Noise, Vibration, & Harshness – The cabin of the Maverick Hybrid is a pretty quiet place. While cruising on a highway, the engine is quiet, wind noise is minimal and road noise from the tires is acceptable. When accelerating from a stop in a city, the engine is more noticeable but it’s not overly intrusive into the cab.
Odds and Ends
Pricing – Not only is the 2022 Ford Maverick Hybrid one of the least expensive trucks on the market but it’s also one of the least expensive vehicles on sale right now. It starts at $26,900 CAD ($19,995 USD) with this XLT Hybrid costing $34,975 CAD ($26,075 USD).

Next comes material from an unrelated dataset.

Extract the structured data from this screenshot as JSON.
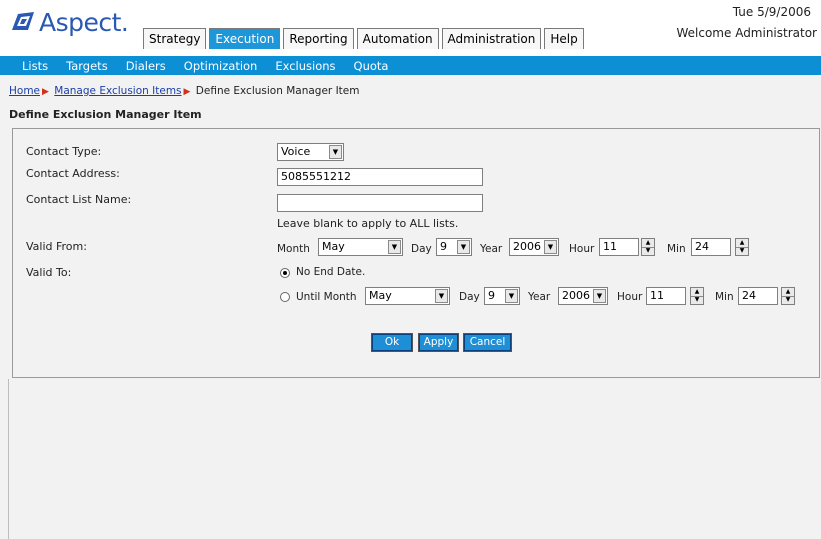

Gadgets – The base XL trim of the Maverick Hybrid doesn’t get a whole lot in terms of gadgets & gizmos. It’s basically a fleet type of vehicle with just an 8-inch touchscreen with Apple CarPlay & Android Auto integration, Bluetooth, power windows and mirrors, LED headlights, a backup camera, and that’s about it. Move up to this XLT trim with the convenience package and as equipped, this Ford Maverick has heated seats, heated steering wheel, cruise control, an optional sunroof, automatic climate control, and power driver’s seat.
Interior Design – The interior is very straightforward in its function. Every button is a physical button and is logically placed. There are little spaces for small item storage throughout the cabin for change, parking tickets, cell phones, etc. The materials are Ok for the cost of the truck and there are a few funky designs with orange contrast on the center console and along the door panels. My one complaint with the interior is the half door handle. I always find myself instinctually reaching for the part of the door handle that is missing.
Exterior Design – The Maverick looks like a proper truck despite its crossover SUV size. It has a somewhat boxy design just like its F-150 big brother. The front and rear fascias are unique to the Maverick with neither the Ranger or F-150 sharing any similarities.
Safety – The 2022 Ford Maverick Hybrid comes standard with 7 airbags, auto high beam, automatic emergency braking, and a backup camera. Opt for the Ford Co-Pilot 360 package and it’ll add on blind spot sensors with rear cross traffic alert and lane departure warning with lane keep.
Warranty – The 2022 Ford Maverick Hybrid comes with a 3 year / 60,000 km basic new vehicle warranty and a 5 year / 100,000 KM powertrain warranty. However, the hybrid components are covered by an 8 year / 160,000 km warranty. For more information on Canadian warranty, click here. For USA warranty, click here.
Conclusion – Ford hit a home run with the Maverick Hybrid. It’s relatively inexpensive, it’s efficient, and it’s practical. It’s not meant for everyone though. If you want more towing or a more luxurious interior, the Hyundai Santa Cruz is the truck you should be looking at. The Ford Maverick though is a welcome change from ever growing crossovers and ever more expensive vehicles. Hard part now is finding one.
Thank you to Ford Canada for providing the vehicle. www.Ford.ca